Carbon Sequestration Is The Removal And Long Term Storage Of Atmospheric Co2

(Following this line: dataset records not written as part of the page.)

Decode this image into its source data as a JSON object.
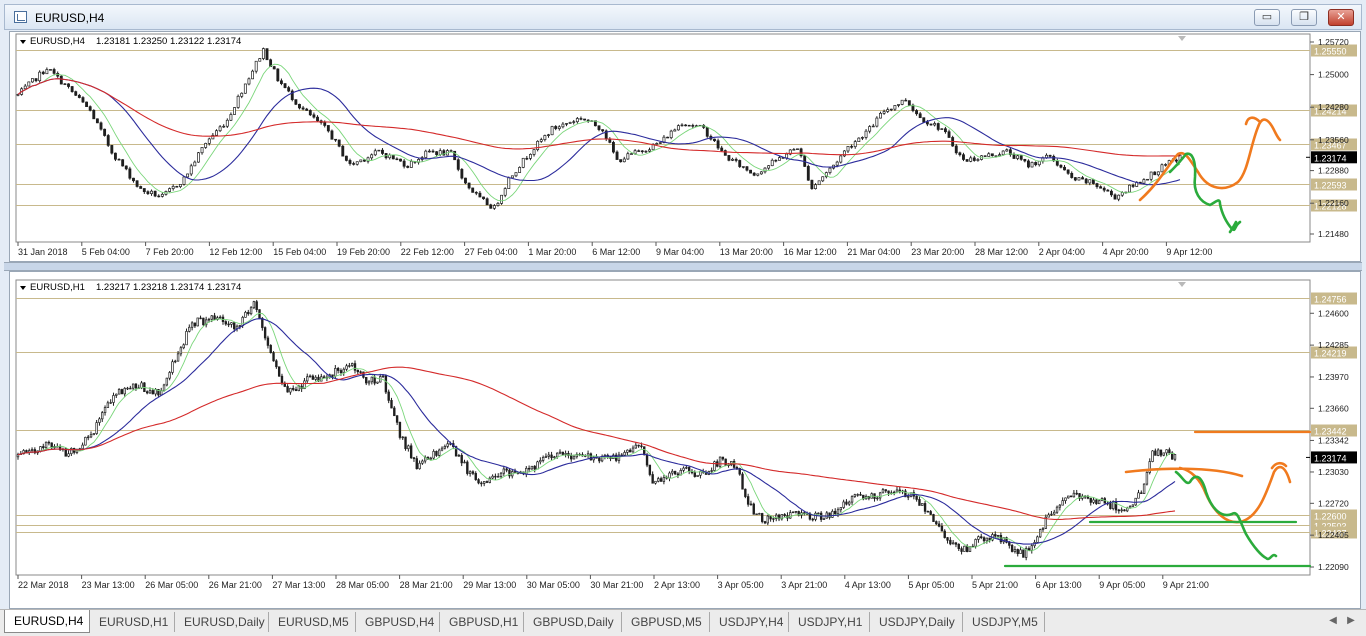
{
  "window": {
    "title": "EURUSD,H4",
    "minimize_glyph": "▭",
    "restore_glyph": "❐",
    "close_glyph": "✕"
  },
  "colors": {
    "up": "#1e1e1e",
    "down": "#1e1e1e",
    "ma_fast": "#7ad67a",
    "ma_mid": "#2c2c9c",
    "ma_slow": "#d42a2a",
    "level_line": "#c8b98c",
    "draw_orange": "#f07a1e",
    "draw_green": "#2bab3c"
  },
  "chart_data": [
    {
      "type": "candlestick",
      "title": "EURUSD,H4",
      "ohlc_label": "1.23181 1.23250 1.23122 1.23174",
      "ylim": [
        1.2148,
        1.2572
      ],
      "y_ticks": [
        "1.25720",
        "1.25000",
        "1.24280",
        "1.23560",
        "1.22880",
        "1.22160",
        "1.21480"
      ],
      "x_labels": [
        "31 Jan 2018",
        "5 Feb 04:00",
        "7 Feb 20:00",
        "12 Feb 12:00",
        "15 Feb 04:00",
        "19 Feb 20:00",
        "22 Feb 12:00",
        "27 Feb 04:00",
        "1 Mar 20:00",
        "6 Mar 12:00",
        "9 Mar 04:00",
        "13 Mar 20:00",
        "16 Mar 12:00",
        "21 Mar 04:00",
        "23 Mar 20:00",
        "28 Mar 12:00",
        "2 Apr 04:00",
        "4 Apr 20:00",
        "9 Apr 12:00"
      ],
      "levels": [
        {
          "label": "1.25550",
          "value": 1.2555
        },
        {
          "label": "1.24214",
          "value": 1.24214
        },
        {
          "label": "1.23467",
          "value": 1.23467
        },
        {
          "label": "1.22593",
          "value": 1.22593
        },
        {
          "label": "1.22128",
          "value": 1.22128
        }
      ],
      "current_price": "1.23174",
      "path": [
        [
          0,
          1.2455
        ],
        [
          8,
          1.2515
        ],
        [
          14,
          1.247
        ],
        [
          20,
          1.242
        ],
        [
          26,
          1.233
        ],
        [
          34,
          1.2245
        ],
        [
          40,
          1.223
        ],
        [
          46,
          1.227
        ],
        [
          52,
          1.235
        ],
        [
          58,
          1.24
        ],
        [
          62,
          1.2465
        ],
        [
          68,
          1.2555
        ],
        [
          72,
          1.249
        ],
        [
          78,
          1.243
        ],
        [
          86,
          1.2375
        ],
        [
          92,
          1.23
        ],
        [
          100,
          1.233
        ],
        [
          108,
          1.23
        ],
        [
          114,
          1.233
        ],
        [
          120,
          1.2325
        ],
        [
          124,
          1.226
        ],
        [
          128,
          1.2225
        ],
        [
          132,
          1.2205
        ],
        [
          136,
          1.227
        ],
        [
          142,
          1.233
        ],
        [
          148,
          1.238
        ],
        [
          156,
          1.2405
        ],
        [
          162,
          1.238
        ],
        [
          166,
          1.231
        ],
        [
          172,
          1.233
        ],
        [
          178,
          1.235
        ],
        [
          184,
          1.2395
        ],
        [
          190,
          1.238
        ],
        [
          196,
          1.232
        ],
        [
          204,
          1.228
        ],
        [
          210,
          1.231
        ],
        [
          216,
          1.234
        ],
        [
          220,
          1.225
        ],
        [
          226,
          1.23
        ],
        [
          230,
          1.234
        ],
        [
          236,
          1.238
        ],
        [
          240,
          1.242
        ],
        [
          246,
          1.2445
        ],
        [
          250,
          1.2405
        ],
        [
          256,
          1.238
        ],
        [
          262,
          1.231
        ],
        [
          268,
          1.232
        ],
        [
          274,
          1.233
        ],
        [
          280,
          1.23
        ],
        [
          286,
          1.232
        ],
        [
          292,
          1.227
        ],
        [
          298,
          1.226
        ],
        [
          304,
          1.223
        ],
        [
          310,
          1.226
        ],
        [
          316,
          1.229
        ],
        [
          322,
          1.2318
        ]
      ],
      "overlays": [
        {
          "name": "ma_fast",
          "period": 8
        },
        {
          "name": "ma_mid",
          "period": 24
        },
        {
          "name": "ma_slow",
          "period": 110
        }
      ],
      "candles": 323
    },
    {
      "type": "candlestick",
      "title": "EURUSD,H1",
      "ohlc_label": "1.23217 1.23218 1.23174 1.23174",
      "ylim": [
        1.2209,
        1.2485
      ],
      "y_ticks": [
        "1.24600",
        "1.24285",
        "1.23970",
        "1.23660",
        "1.23342",
        "1.23030",
        "1.22720",
        "1.22405",
        "1.22090"
      ],
      "x_labels": [
        "22 Mar 2018",
        "23 Mar 13:00",
        "26 Mar 05:00",
        "26 Mar 21:00",
        "27 Mar 13:00",
        "28 Mar 05:00",
        "28 Mar 21:00",
        "29 Mar 13:00",
        "30 Mar 05:00",
        "30 Mar 21:00",
        "2 Apr 13:00",
        "3 Apr 05:00",
        "3 Apr 21:00",
        "4 Apr 13:00",
        "5 Apr 05:00",
        "5 Apr 21:00",
        "6 Apr 13:00",
        "9 Apr 05:00",
        "9 Apr 21:00"
      ],
      "levels": [
        {
          "label": "1.24756",
          "value": 1.24756
        },
        {
          "label": "1.24219",
          "value": 1.24219
        },
        {
          "label": "1.23442",
          "value": 1.23442
        },
        {
          "label": "1.22503",
          "value": 1.22503
        },
        {
          "label": "1.22600",
          "value": 1.226
        },
        {
          "label": "1.22437",
          "value": 1.22437
        }
      ],
      "current_price": "1.23174",
      "path": [
        [
          0,
          1.2318
        ],
        [
          10,
          1.233
        ],
        [
          18,
          1.232
        ],
        [
          26,
          1.234
        ],
        [
          34,
          1.238
        ],
        [
          42,
          1.239
        ],
        [
          50,
          1.238
        ],
        [
          56,
          1.2415
        ],
        [
          62,
          1.245
        ],
        [
          70,
          1.2455
        ],
        [
          78,
          1.2445
        ],
        [
          84,
          1.247
        ],
        [
          90,
          1.242
        ],
        [
          96,
          1.238
        ],
        [
          104,
          1.2395
        ],
        [
          112,
          1.24
        ],
        [
          118,
          1.241
        ],
        [
          124,
          1.2395
        ],
        [
          130,
          1.2395
        ],
        [
          136,
          1.234
        ],
        [
          142,
          1.231
        ],
        [
          148,
          1.232
        ],
        [
          154,
          1.233
        ],
        [
          160,
          1.2305
        ],
        [
          166,
          1.229
        ],
        [
          172,
          1.2305
        ],
        [
          178,
          1.23
        ],
        [
          184,
          1.231
        ],
        [
          192,
          1.232
        ],
        [
          200,
          1.232
        ],
        [
          208,
          1.2315
        ],
        [
          216,
          1.232
        ],
        [
          222,
          1.233
        ],
        [
          226,
          1.2295
        ],
        [
          232,
          1.23
        ],
        [
          238,
          1.2305
        ],
        [
          244,
          1.23
        ],
        [
          250,
          1.2315
        ],
        [
          256,
          1.231
        ],
        [
          260,
          1.227
        ],
        [
          266,
          1.2255
        ],
        [
          274,
          1.226
        ],
        [
          282,
          1.226
        ],
        [
          288,
          1.226
        ],
        [
          294,
          1.227
        ],
        [
          300,
          1.228
        ],
        [
          306,
          1.228
        ],
        [
          312,
          1.2285
        ],
        [
          318,
          1.228
        ],
        [
          324,
          1.2265
        ],
        [
          330,
          1.224
        ],
        [
          336,
          1.2225
        ],
        [
          342,
          1.2235
        ],
        [
          348,
          1.224
        ],
        [
          354,
          1.2228
        ],
        [
          358,
          1.222
        ],
        [
          362,
          1.2235
        ],
        [
          366,
          1.2255
        ],
        [
          372,
          1.2275
        ],
        [
          378,
          1.228
        ],
        [
          384,
          1.2275
        ],
        [
          390,
          1.227
        ],
        [
          396,
          1.2265
        ],
        [
          400,
          1.2285
        ],
        [
          404,
          1.232
        ],
        [
          408,
          1.2322
        ],
        [
          412,
          1.2318
        ]
      ],
      "overlays": [
        {
          "name": "ma_fast",
          "period": 8
        },
        {
          "name": "ma_mid",
          "period": 24
        },
        {
          "name": "ma_slow",
          "period": 110
        }
      ],
      "candles": 413
    }
  ],
  "tabs": [
    {
      "label": "EURUSD,H4",
      "active": true
    },
    {
      "label": "EURUSD,H1"
    },
    {
      "label": "EURUSD,Daily"
    },
    {
      "label": "EURUSD,M5"
    },
    {
      "label": "GBPUSD,H4"
    },
    {
      "label": "GBPUSD,H1"
    },
    {
      "label": "GBPUSD,Daily"
    },
    {
      "label": "GBPUSD,M5"
    },
    {
      "label": "USDJPY,H4"
    },
    {
      "label": "USDJPY,H1"
    },
    {
      "label": "USDJPY,Daily"
    },
    {
      "label": "USDJPY,M5"
    }
  ],
  "tab_scroll": {
    "left": "◀",
    "right": "▶"
  }
}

Carbon sequestration is the removal and long-term storage of atmospheric CO2 in the ocean, geological landforms, soils, and biotic pools. These storage forms can act as a carbon source or sink; the size of the flow of CO2 to and from the atmosphere into oceans, soil and geologic landforms will determine if they will become carbon sources or sinks. When carbon is stored in soils, it is called soil carbon sequestration (SCS) and about 75% of carbon sequestered on land is stored in soil (Powlson et al, 2011). The carbon is then stored either as soil organic or inorganic carbon and about 46% of vegetative carbon and 33% of soil carbon is found in the tropical rain forest (Fisher and Binkley, 2011). The concentration of CO2 in the atmosphere has increased from 280ppmv/year in 1750 to 367ppmv/year in 1999 and currently increases at a rate of 1.5ppmv/year (Powlson et al, 2011). This increase has contributed to the recent climate change and this has affected the capability of soils to sequester carbon in regions of the world. Other factors that affect SCS includes texture, moisture (drainage), soil temperature, pH, carbon to nitrogen ratio (C: N), vegetation cover, the nutrient regime and climatic conditions (Powlson et al, 2011).The objectives of my handout are to define soil carbon sequestration, factors and practices that affect SCS, emphasizing on climate change as major affecting factor.
The importance of soil carbon sequestration
The soil organic carbon (SOC) acts…